Last month’s column began with discussion around the consumer and the general economy including observations regarding the University of Michigan’s Consumer Sentiment Index. Recall that May’s reading was somewhat surprising: 79.3 – the best reading since October 2007. However, that optimism was short-lived. June’s final reading was a disappointing 73.2 – the poorest showing for 2012 and about flat with last year’s mark.

What’s especially notable, though, were observations about the shift included in June’s press release: “…the entire June decline was among households with incomes above $75,000. Higher income households were not only less optimistic about economic prospects but viewed their own financial prospects much less favorably.” That’s further underscored by noting that higher-income households, “…wanted to adopt more cautious spending plans now to protect their finances from potentially adverse developments.” That’s important when considering that 50% of consumption, or roughly 35% of the country’s total GDP, comes from the top 20% of income distribution.

In other words, the consumer, even at the upper end, appears to be somewhat stalled out, hampered by concerns surrounding monetary policy both domestically and internationally. That’s particularly significant considering current retail prices in comparison to pork and poultry. Without better spending, there are fewer total dollars available to come into any industry, beef included.

 All that said, the Choice cutout has bumped up against resistance at $200 several times during the past seven months. However, in context of the discussion above, careful consumer spending is likely preventing a breakthrough to new levels. And given that summer is here, the market is now prone to downside pressure because of normal seasonality.

The fed market’s direction will largely hinge on boxed-beef sales and general spending sentiment. The packer will work hard to maintain positive margins in the coming weeks. Meanwhile, cattle feeders will try to maintain some tangible leverage in weekly negotiations. That could prove an uphill climb given that live prices have now violated long-term support with trade below $120 in recent weeks (see Figure 1 below). Meanwhile, that downward price pressure in the fed market – along with surging corn and a run of feeder cattle sales – has similarly influenced feeder cattle prices (Figure 2).  

With that segue, let’s move to June’s Cattle on Feed report. Once again the report provided some surprises revolving around placements. Only this time it was to the upside – May arrivals were up by 15% compared to 2011. That surge backfilled April’s gap. The turnaround largely stems from widespread, lingering drought across the U.S. The upsurge indicates cowherd expansion has largely been put on hold for 2012 – and we’re likely to see even more movement as the drought lingers on.

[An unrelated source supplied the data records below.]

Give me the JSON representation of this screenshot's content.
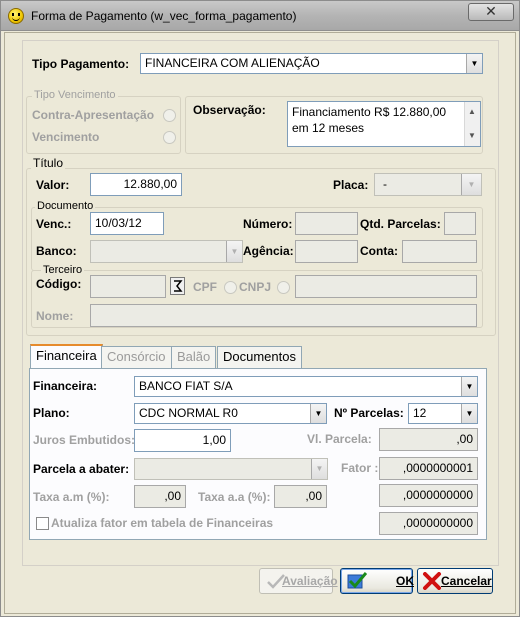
{
  "window": {
    "title": "Forma de Pagamento (w_vec_forma_pagamento)",
    "close_glyph": "✕"
  },
  "tipo_pagamento": {
    "label": "Tipo Pagamento:",
    "value": "FINANCEIRA COM ALIENAÇÃO"
  },
  "tipo_vencimento": {
    "group_title": "Tipo Vencimento",
    "options": [
      "Contra-Apresentação",
      "Vencimento"
    ]
  },
  "observacao": {
    "label": "Observação:",
    "lines": [
      "Financiamento R$ 12.880,00",
      "em 12 meses"
    ]
  },
  "titulo": {
    "group_title": "Título",
    "valor_label": "Valor:",
    "valor": "12.880,00",
    "placa_label": "Placa:",
    "placa": "-"
  },
  "documento": {
    "group_title": "Documento",
    "venc_label": "Venc.:",
    "venc": "10/03/12",
    "numero_label": "Número:",
    "numero": "",
    "qtd_parcelas_label": "Qtd. Parcelas:",
    "qtd_parcelas": "",
    "banco_label": "Banco:",
    "banco": "",
    "agencia_label": "Agência:",
    "agencia": "",
    "conta_label": "Conta:",
    "conta": ""
  },
  "terceiro": {
    "group_title": "Terceiro",
    "codigo_label": "Código:",
    "codigo": "",
    "cpf_label": "CPF",
    "cnpj_label": "CNPJ",
    "doc": "",
    "nome_label": "Nome:",
    "nome": ""
  },
  "tabs": [
    "Financeira",
    "Consórcio",
    "Balão",
    "Documentos"
  ],
  "financeira": {
    "financeira_label": "Financeira:",
    "financeira": "BANCO FIAT S/A",
    "plano_label": "Plano:",
    "plano": "CDC NORMAL R0",
    "n_parcelas_label": "Nº Parcelas:",
    "n_parcelas": "12",
    "juros_label": "Juros Embutidos:",
    "juros": "1,00",
    "vl_parcela_label": "Vl. Parcela:",
    "vl_parcela": ",00",
    "parcela_abater_label": "Parcela a abater:",
    "parcela_abater": "",
    "fator_label": "Fator :",
    "fator": ",0000000001",
    "taxa_am_label": "Taxa a.m (%):",
    "taxa_am": ",00",
    "taxa_aa_label": "Taxa a.a (%):",
    "taxa_aa": ",00",
    "fator2": ",0000000000",
    "atualiza_label": "Atualiza fator em tabela de Financeiras",
    "fator3": ",0000000000"
  },
  "buttons": {
    "avaliacao": "Avaliação",
    "ok": "OK",
    "cancelar": "Cancelar"
  },
  "icons": {
    "app": "smiley-icon",
    "close": "close-icon",
    "dropdown": "chevron-down-icon",
    "lookup": "lookup-icon",
    "check": "checkmark-icon",
    "cancel": "x-icon"
  }
}
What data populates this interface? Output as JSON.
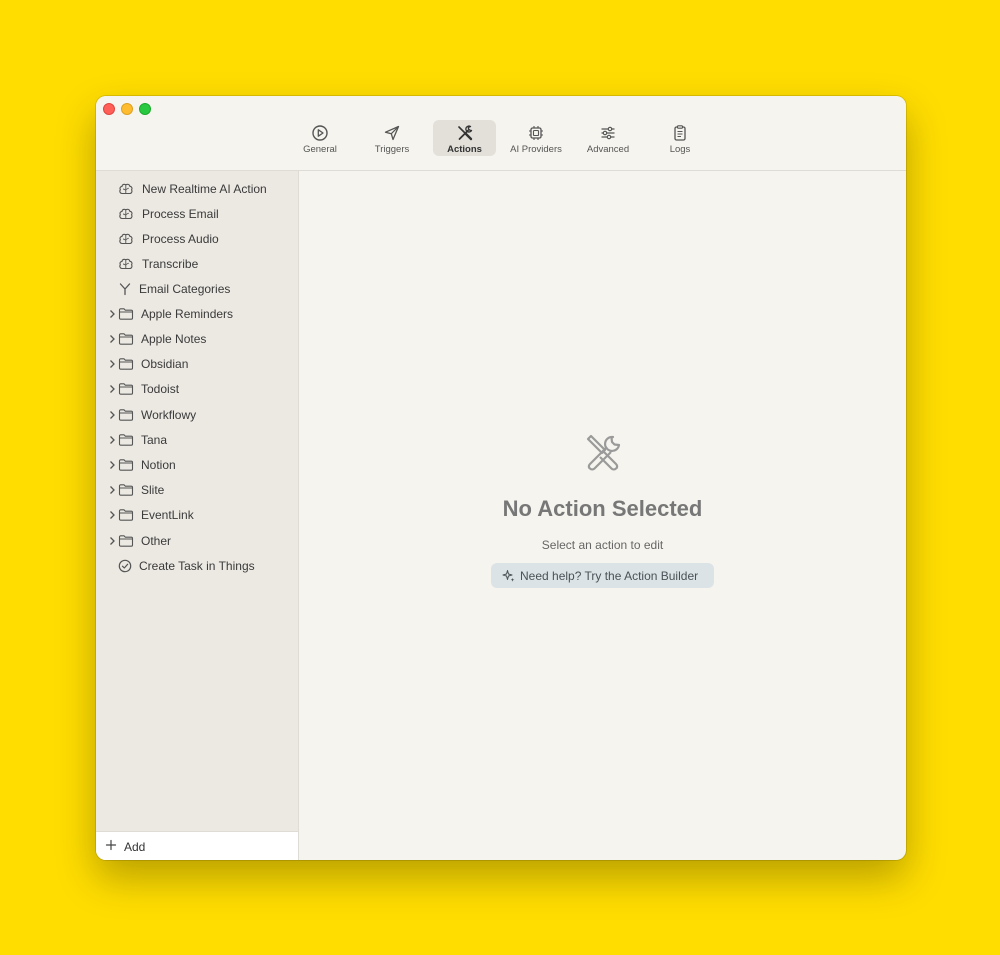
{
  "toolbar": {
    "tabs": [
      {
        "label": "General",
        "icon": "play-circle-icon"
      },
      {
        "label": "Triggers",
        "icon": "paper-plane-icon"
      },
      {
        "label": "Actions",
        "icon": "tools-icon",
        "active": true
      },
      {
        "label": "AI Providers",
        "icon": "cpu-chip-icon"
      },
      {
        "label": "Advanced",
        "icon": "sliders-icon"
      },
      {
        "label": "Logs",
        "icon": "clipboard-icon"
      }
    ]
  },
  "sidebar": {
    "items": [
      {
        "label": "New Realtime AI Action",
        "icon": "brain-icon"
      },
      {
        "label": "Process Email",
        "icon": "brain-icon"
      },
      {
        "label": "Process Audio",
        "icon": "brain-icon"
      },
      {
        "label": "Transcribe",
        "icon": "brain-icon"
      },
      {
        "label": "Email Categories",
        "icon": "branch-icon"
      },
      {
        "label": "Apple Reminders",
        "icon": "folder-icon",
        "expandable": true
      },
      {
        "label": "Apple Notes",
        "icon": "folder-icon",
        "expandable": true
      },
      {
        "label": "Obsidian",
        "icon": "folder-icon",
        "expandable": true
      },
      {
        "label": "Todoist",
        "icon": "folder-icon",
        "expandable": true
      },
      {
        "label": "Workflowy",
        "icon": "folder-icon",
        "expandable": true
      },
      {
        "label": "Tana",
        "icon": "folder-icon",
        "expandable": true
      },
      {
        "label": "Notion",
        "icon": "folder-icon",
        "expandable": true
      },
      {
        "label": "Slite",
        "icon": "folder-icon",
        "expandable": true
      },
      {
        "label": "EventLink",
        "icon": "folder-icon",
        "expandable": true
      },
      {
        "label": "Other",
        "icon": "folder-icon",
        "expandable": true
      },
      {
        "label": "Create Task in Things",
        "icon": "check-circle-icon"
      }
    ],
    "add_label": "Add"
  },
  "main": {
    "empty_icon": "tools-icon",
    "title": "No Action Selected",
    "subtitle": "Select an action to edit",
    "help_button": "Need help? Try the Action Builder"
  },
  "colors": {
    "background": "#FFDD00",
    "window": "#F5F4EE",
    "sidebar": "#ECE9E3",
    "help_button": "#DCE3E6"
  }
}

That development possesses some critical connotations for the feeder cattle market and feedyard business strategies later in the year. Figure 3 represents January-May placement totals vs. January feeder cattle supply outside feedlots. This year’s value represents nearly 35% of the total. In other words, we’re eating into the available supply of domestic cattle at an ever-faster rate.

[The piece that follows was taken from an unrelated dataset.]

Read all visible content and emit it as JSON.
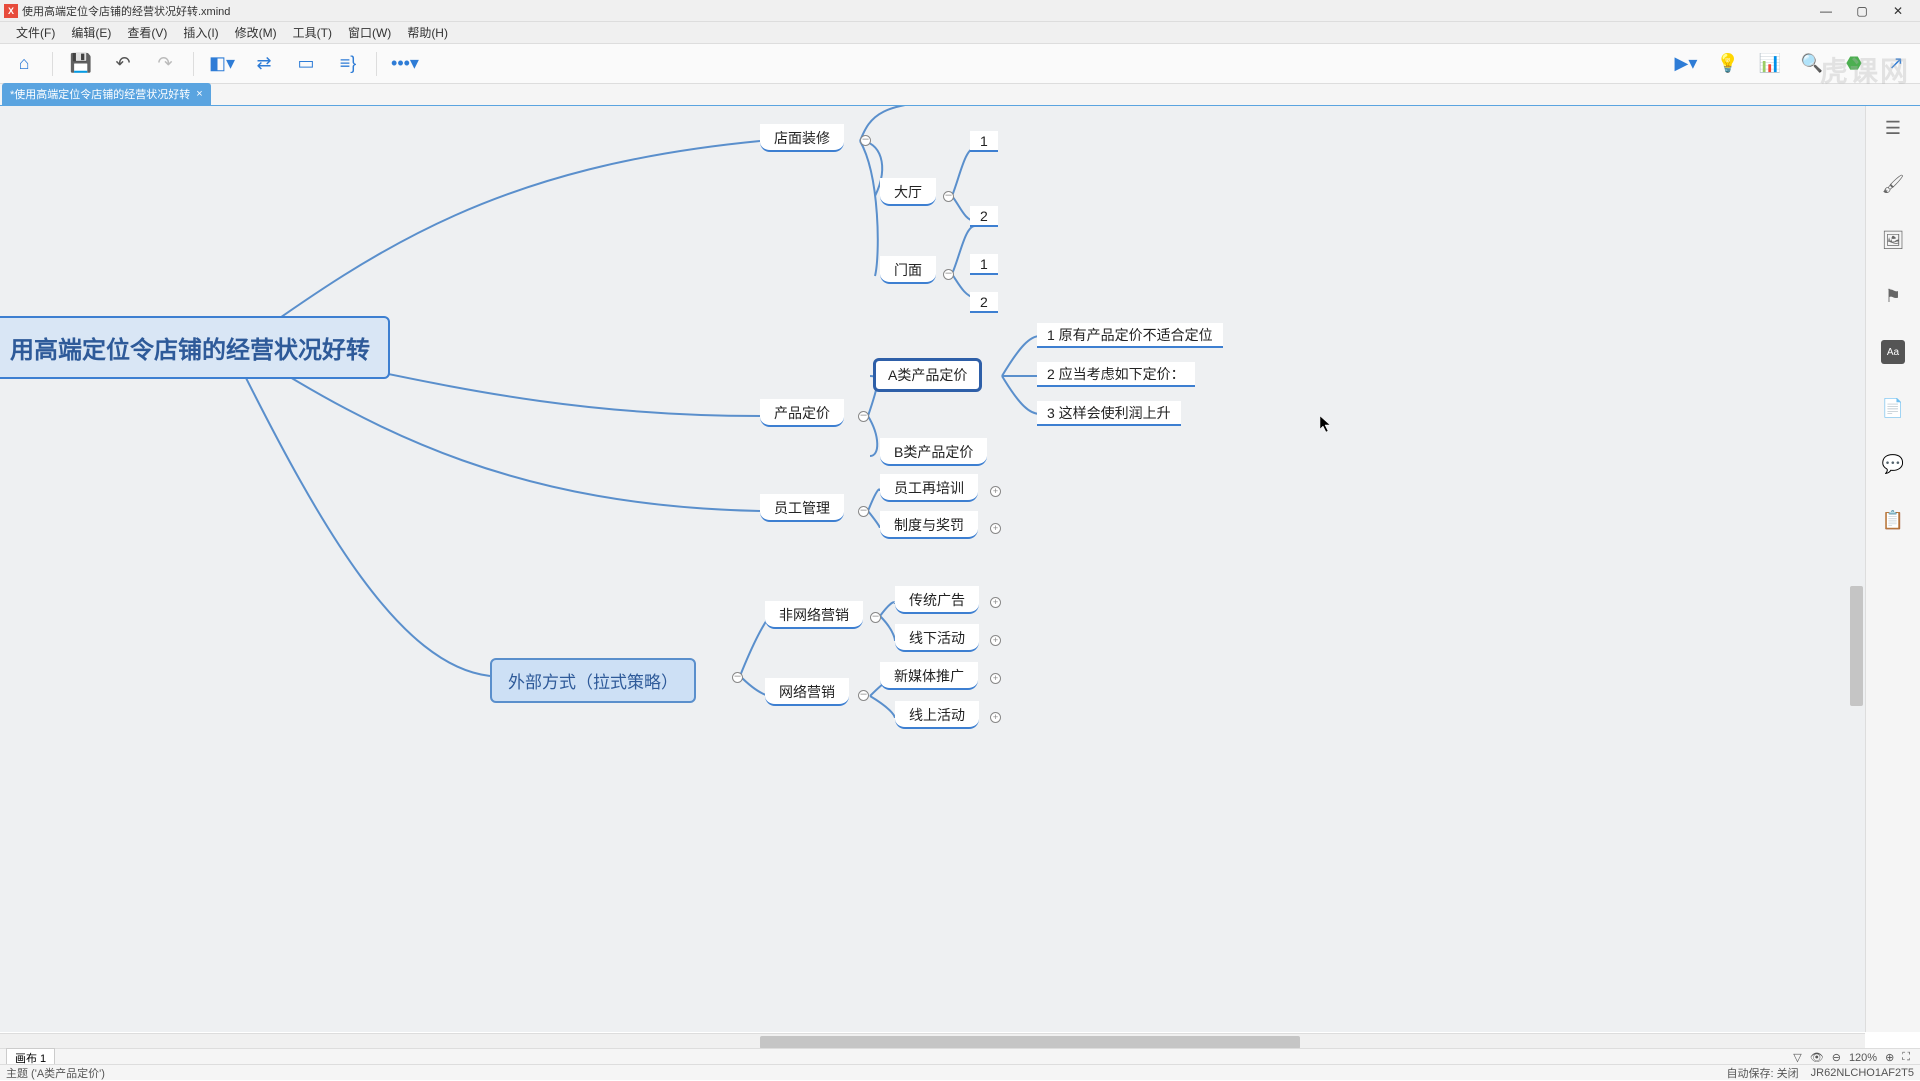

That’s not necessarily a new story. But consider that 2012 possesses the smallest supply on record. The only means to sustain some semblance of profitable occupancy is to source feeder cattle from Mexico and/or Canada. However, given advanced placements, relative overcapacity in the feeding sector may receive a sharp blow and prove particularly challenging in the final quarter of 2012. Bottom-line, the cattle supply situation, and potential depletion, is a serious one with important consequences throughout the supply chain.

Lastly, some conversation around corn has to be incurred here. This year’s crop production needed to be stellar to provide some cushion. However, dry weather has changed the outlook dramatically in recent weeks – the unknown now largely revolves around yield. Figure 4 provides some perspective around potential yield, subsequent influence on carryover (based on current USDA usage estimates), and average price. Those are all moving parts subject to rapid change but underscore the relationship between weather, supply and ultimately price. The market is now prone to hyper-volatility based on yield projections as we progress into harvest.

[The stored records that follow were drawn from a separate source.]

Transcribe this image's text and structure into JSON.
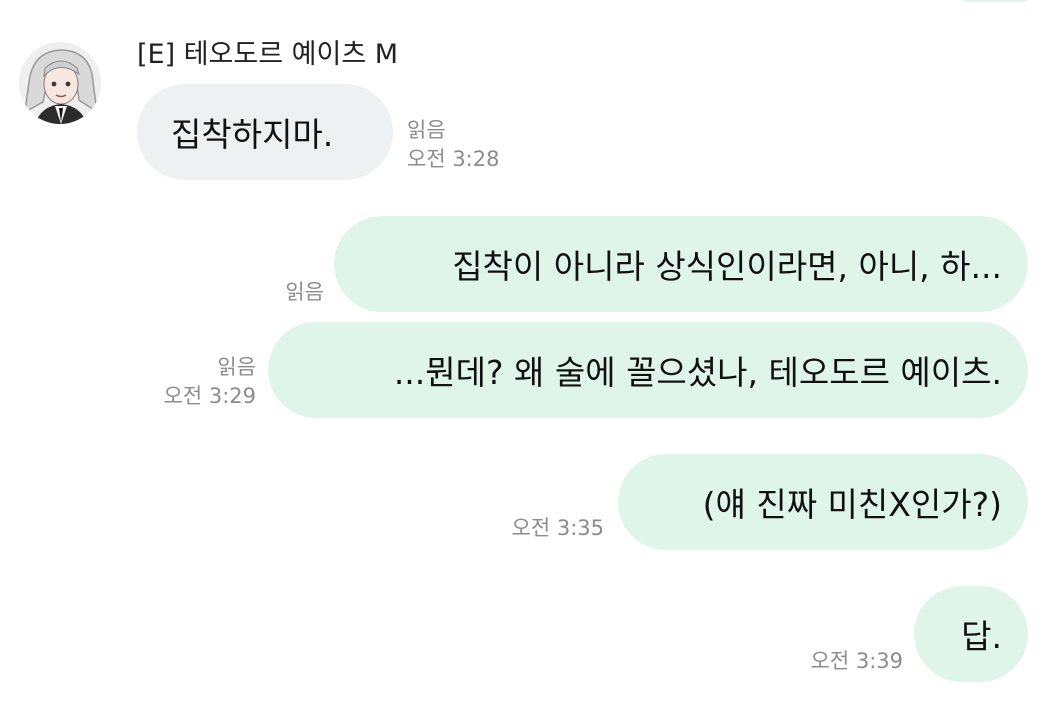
{
  "chat": {
    "sender_name": "[E] 테오도르 예이츠 M",
    "messages": [
      {
        "direction": "incoming",
        "text": "집착하지마.",
        "read_label": "읽음",
        "time": "오전 3:28"
      },
      {
        "direction": "outgoing",
        "text": "집착이 아니라 상식인이라면, 아니, 하...",
        "read_label": "읽음",
        "time": ""
      },
      {
        "direction": "outgoing",
        "text": "...뭔데? 왜 술에 꼴으셨나, 테오도르 예이츠.",
        "read_label": "읽음",
        "time": "오전 3:29"
      },
      {
        "direction": "outgoing",
        "text": "(얘 진짜 미친X인가?)",
        "read_label": "",
        "time": "오전 3:35"
      },
      {
        "direction": "outgoing",
        "text": "답.",
        "read_label": "",
        "time": "오전 3:39"
      }
    ]
  },
  "colors": {
    "incoming_bubble": "#eff0f2",
    "outgoing_bubble": "#dff5ea",
    "meta_text": "#8c8c8c"
  }
}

It’s seemingly a never-ending theme of late – lots of uncertainty and turbulence are lurking around the markets. Remain objective, stay informed!

Nevil Speer, Western Kentucky University (nevil.speer@wku.edu)